How much notice you have to give and what fees you could have to pay depend on what type of contract you have. If you’re on a rolling contract (ie. the initial contract term has expired), you can usually move out with one month’s notice.
If you’re still in your contract term, however, things are more complicated. First, you’ll need to see if the contract has a cancellation clause. If it doesn’t and you have no cause to argue your landlord has broken the terms of the lease, you can give notice of 20 business days (under section 14 of the Consumer Protection Act), but you will be liable to pay a fee to the landlord. While this fee isn’t set in stone, it should generally cover the ‘reasonable’ costs of bringing in a replacement tenant.
Getting your deposit back

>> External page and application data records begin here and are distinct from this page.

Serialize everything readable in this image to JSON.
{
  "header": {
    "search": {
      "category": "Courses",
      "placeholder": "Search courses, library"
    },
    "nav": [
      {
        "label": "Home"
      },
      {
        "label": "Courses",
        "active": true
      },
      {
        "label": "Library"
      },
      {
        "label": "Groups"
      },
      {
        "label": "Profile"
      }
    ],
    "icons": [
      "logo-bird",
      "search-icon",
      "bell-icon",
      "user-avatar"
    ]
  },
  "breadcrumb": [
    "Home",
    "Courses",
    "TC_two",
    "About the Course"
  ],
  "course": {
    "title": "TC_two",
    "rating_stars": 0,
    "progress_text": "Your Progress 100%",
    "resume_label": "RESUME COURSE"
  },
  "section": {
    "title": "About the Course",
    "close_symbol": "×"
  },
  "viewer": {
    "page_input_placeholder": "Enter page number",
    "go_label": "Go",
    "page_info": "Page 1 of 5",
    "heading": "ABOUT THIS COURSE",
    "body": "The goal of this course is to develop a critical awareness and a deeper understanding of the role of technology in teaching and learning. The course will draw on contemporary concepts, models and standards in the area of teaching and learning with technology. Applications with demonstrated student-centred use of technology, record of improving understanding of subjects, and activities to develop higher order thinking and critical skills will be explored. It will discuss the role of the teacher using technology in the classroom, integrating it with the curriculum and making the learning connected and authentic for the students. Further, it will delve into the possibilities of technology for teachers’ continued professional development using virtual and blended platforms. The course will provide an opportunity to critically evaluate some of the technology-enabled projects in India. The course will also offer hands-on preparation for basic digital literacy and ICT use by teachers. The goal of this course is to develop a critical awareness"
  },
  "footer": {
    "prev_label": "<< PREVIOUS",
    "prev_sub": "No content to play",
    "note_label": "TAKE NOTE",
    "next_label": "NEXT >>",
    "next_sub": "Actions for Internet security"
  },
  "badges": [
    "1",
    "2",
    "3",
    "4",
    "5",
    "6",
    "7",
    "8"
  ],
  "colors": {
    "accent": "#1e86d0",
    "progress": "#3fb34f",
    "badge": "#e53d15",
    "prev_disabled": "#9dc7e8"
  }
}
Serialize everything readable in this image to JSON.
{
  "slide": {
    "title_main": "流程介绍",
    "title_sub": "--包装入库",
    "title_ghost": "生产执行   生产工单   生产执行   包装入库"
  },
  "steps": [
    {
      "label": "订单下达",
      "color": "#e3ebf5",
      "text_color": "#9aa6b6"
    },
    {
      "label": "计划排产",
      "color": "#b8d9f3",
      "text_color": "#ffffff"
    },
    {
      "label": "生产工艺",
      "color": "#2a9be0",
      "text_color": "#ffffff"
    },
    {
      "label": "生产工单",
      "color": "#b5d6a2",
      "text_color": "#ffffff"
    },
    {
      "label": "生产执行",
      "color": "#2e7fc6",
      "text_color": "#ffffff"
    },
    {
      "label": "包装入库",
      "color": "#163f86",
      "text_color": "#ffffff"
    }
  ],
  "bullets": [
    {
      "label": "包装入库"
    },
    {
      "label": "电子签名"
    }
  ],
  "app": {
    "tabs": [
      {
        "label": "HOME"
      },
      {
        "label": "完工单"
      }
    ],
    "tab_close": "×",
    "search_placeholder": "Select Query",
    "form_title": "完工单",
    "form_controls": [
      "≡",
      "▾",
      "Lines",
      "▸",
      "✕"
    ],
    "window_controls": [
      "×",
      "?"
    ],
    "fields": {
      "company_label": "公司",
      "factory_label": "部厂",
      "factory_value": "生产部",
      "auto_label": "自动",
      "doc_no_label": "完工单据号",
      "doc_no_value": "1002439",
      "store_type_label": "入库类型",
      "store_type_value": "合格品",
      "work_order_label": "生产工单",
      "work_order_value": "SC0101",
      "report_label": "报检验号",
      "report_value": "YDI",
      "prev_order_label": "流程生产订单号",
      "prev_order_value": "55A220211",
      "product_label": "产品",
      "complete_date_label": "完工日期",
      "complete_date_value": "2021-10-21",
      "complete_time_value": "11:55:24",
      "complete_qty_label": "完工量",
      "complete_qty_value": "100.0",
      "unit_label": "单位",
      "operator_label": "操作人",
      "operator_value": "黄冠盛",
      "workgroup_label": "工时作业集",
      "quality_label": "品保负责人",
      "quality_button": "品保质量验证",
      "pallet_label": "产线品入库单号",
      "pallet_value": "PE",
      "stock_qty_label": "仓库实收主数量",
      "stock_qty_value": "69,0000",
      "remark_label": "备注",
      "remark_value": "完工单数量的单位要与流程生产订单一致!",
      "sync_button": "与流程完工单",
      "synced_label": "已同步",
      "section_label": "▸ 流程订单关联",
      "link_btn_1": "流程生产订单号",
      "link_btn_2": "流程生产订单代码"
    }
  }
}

While the tenancy is ongoing, your landlord must keep your deposit in a bank account (or if you’re renting through an agent, a trust account). Once you move out, you’ll be entitled to your deposit back minus the cost of any fair deductions (such as damage or unpaid rent). You’re also entitled to receive any interest that has been gained on the deposit while you were living in the property.
Your agent or landlord will conduct an inspection when you leave, and it can help to attend this in person. If there are no deductions from your deposit, your landlord will need to refund it within seven days. Should there be any damage, you’ll be entitled to your deposit minus deductions within 14 days. If, however, you refuse to attend the inspection, your landlord will have 21 days to refund your deposit.
If you have a disagreement with the landlord, you’ll need to lodge a complaint with the Rental Housing Tribunal in your local area. You can find a list of these here.
Housing benefits and assistance
While there are housing schemes and subsidies available to aid South African nationals on low incomes through the National Housing Finance Corporation, there aren’t any formal schemes in place to help foreign nationals rent properties.